─── Source material ───
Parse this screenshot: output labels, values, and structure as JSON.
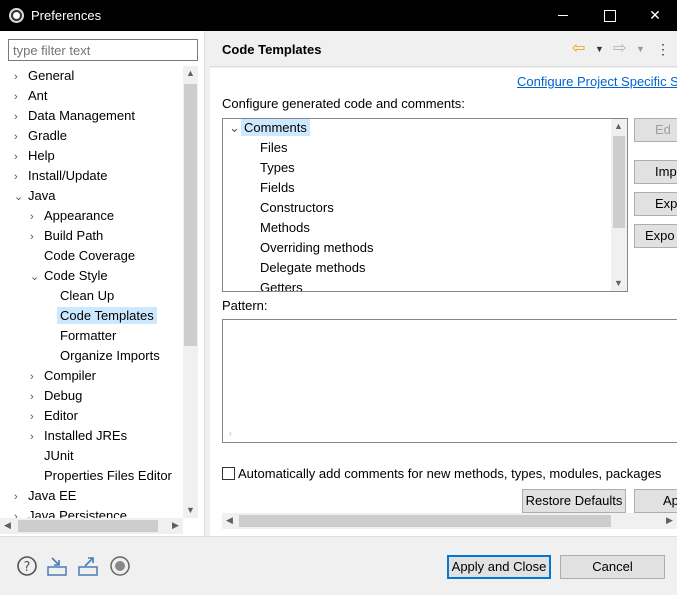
{
  "window": {
    "title": "Preferences"
  },
  "filter": {
    "placeholder": "type filter text"
  },
  "tree": [
    {
      "label": "General",
      "arrow": "›",
      "level": 0
    },
    {
      "label": "Ant",
      "arrow": "›",
      "level": 0
    },
    {
      "label": "Data Management",
      "arrow": "›",
      "level": 0
    },
    {
      "label": "Gradle",
      "arrow": "›",
      "level": 0
    },
    {
      "label": "Help",
      "arrow": "›",
      "level": 0
    },
    {
      "label": "Install/Update",
      "arrow": "›",
      "level": 0
    },
    {
      "label": "Java",
      "arrow": "⌄",
      "level": 0
    },
    {
      "label": "Appearance",
      "arrow": "›",
      "level": 1
    },
    {
      "label": "Build Path",
      "arrow": "›",
      "level": 1
    },
    {
      "label": "Code Coverage",
      "arrow": "",
      "level": 1
    },
    {
      "label": "Code Style",
      "arrow": "⌄",
      "level": 1
    },
    {
      "label": "Clean Up",
      "arrow": "",
      "level": 2
    },
    {
      "label": "Code Templates",
      "arrow": "",
      "level": 2,
      "selected": true
    },
    {
      "label": "Formatter",
      "arrow": "",
      "level": 2
    },
    {
      "label": "Organize Imports",
      "arrow": "",
      "level": 2
    },
    {
      "label": "Compiler",
      "arrow": "›",
      "level": 1
    },
    {
      "label": "Debug",
      "arrow": "›",
      "level": 1
    },
    {
      "label": "Editor",
      "arrow": "›",
      "level": 1
    },
    {
      "label": "Installed JREs",
      "arrow": "›",
      "level": 1
    },
    {
      "label": "JUnit",
      "arrow": "",
      "level": 1
    },
    {
      "label": "Properties Files Editor",
      "arrow": "",
      "level": 1
    },
    {
      "label": "Java EE",
      "arrow": "›",
      "level": 0
    },
    {
      "label": "Java Persistence",
      "arrow": "›",
      "level": 0
    }
  ],
  "header": {
    "title": "Code Templates"
  },
  "content": {
    "config_link": "Configure Project Specific S",
    "configure_label": "Configure generated code and comments:",
    "pattern_label": "Pattern:",
    "checkbox_label": "Automatically add comments for new methods, types, modules, packages",
    "checkbox_checked": false
  },
  "templates": [
    {
      "label": "Comments",
      "arrow": "⌄",
      "level": 0,
      "selected": true
    },
    {
      "label": "Files",
      "level": 1
    },
    {
      "label": "Types",
      "level": 1
    },
    {
      "label": "Fields",
      "level": 1
    },
    {
      "label": "Constructors",
      "level": 1
    },
    {
      "label": "Methods",
      "level": 1
    },
    {
      "label": "Overriding methods",
      "level": 1
    },
    {
      "label": "Delegate methods",
      "level": 1
    },
    {
      "label": "Getters",
      "level": 1
    }
  ],
  "side_buttons": {
    "edit": "Ed",
    "import": "Imp",
    "export": "Exp",
    "export_all": "Expo"
  },
  "buttons": {
    "restore_defaults": "Restore Defaults",
    "apply": "Ap",
    "apply_and_close": "Apply and Close",
    "cancel": "Cancel"
  },
  "colors": {
    "selection": "#cce8ff",
    "link": "#0066cc",
    "titlebar": "#000000",
    "focus_border": "#0078d7"
  }
}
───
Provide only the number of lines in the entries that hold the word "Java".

3